Rwanda (1994) • The Rwandan Genocide was a mass slaughter that took place in East Africa • Over the course of approximately 100 days, around 800, 000 people were murdered because of their ethnicity, which was almost 20% of the country • It was the culmination of longstanding ethnic competition and tensions between the minority Tutsi, who had controlled power for centuries, and the majority Hutu peoples, who had come to power in the rebellion of 1959 – 62. • The assassination of Habyarimana in April 1994 set off a violent reaction, during which Hutu groups conducted mass killings of Tutsis (and also propeace Hutus, who were portrayed as "traitors" and "collaborators"). This genocide had been planned by members of the Hutu power group known as the Akazu, many of whom occupied positions at top levels of the national government; the genocide was supported and coordinated by the national government as well as by local military and civil officials and mass media. • Alongside the military, primary responsibility for the killings themselves rests with two Hutu militias that had been organized for this purpose by political parties • Once the genocide was underway a great number of Hutu civilians took part in the murders. MOVIES: Shake Hands with the Devil (and) Hotel Rwanda
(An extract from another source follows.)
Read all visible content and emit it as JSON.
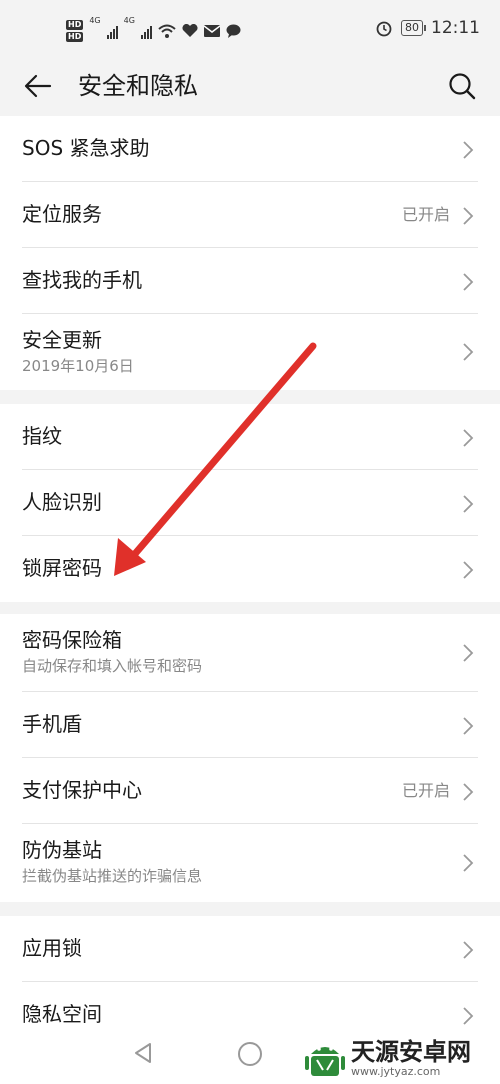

General Romeo Dallaire • General Dallaire and 2, 600 UN troops were spectators to the genocide. As bodies filled the streets and rivers, the Canadian general, backed by a U. N. mandate that didn't even allow him to disarm the militias, pleaded with his U. N. superiors several times for additional troops, ammunition, and the authority to seize Hutu arms caches. He warned the UN of the genocide, but the UN was slow to react • In an assessment that military experts now accept as realistic, Dallaire argued that with 5, 000 well-equipped soldiers and a free hand to fight Hutu power, he could have brought the genocide to a rapid halt.
Over the years, Canada has sent over 120, 000 troops (including Mr. Whitehead in Bosnia) as part of UN peacekeeping missions, and it has the 2 nd highest peacekeeping fatality with 114 fatalities.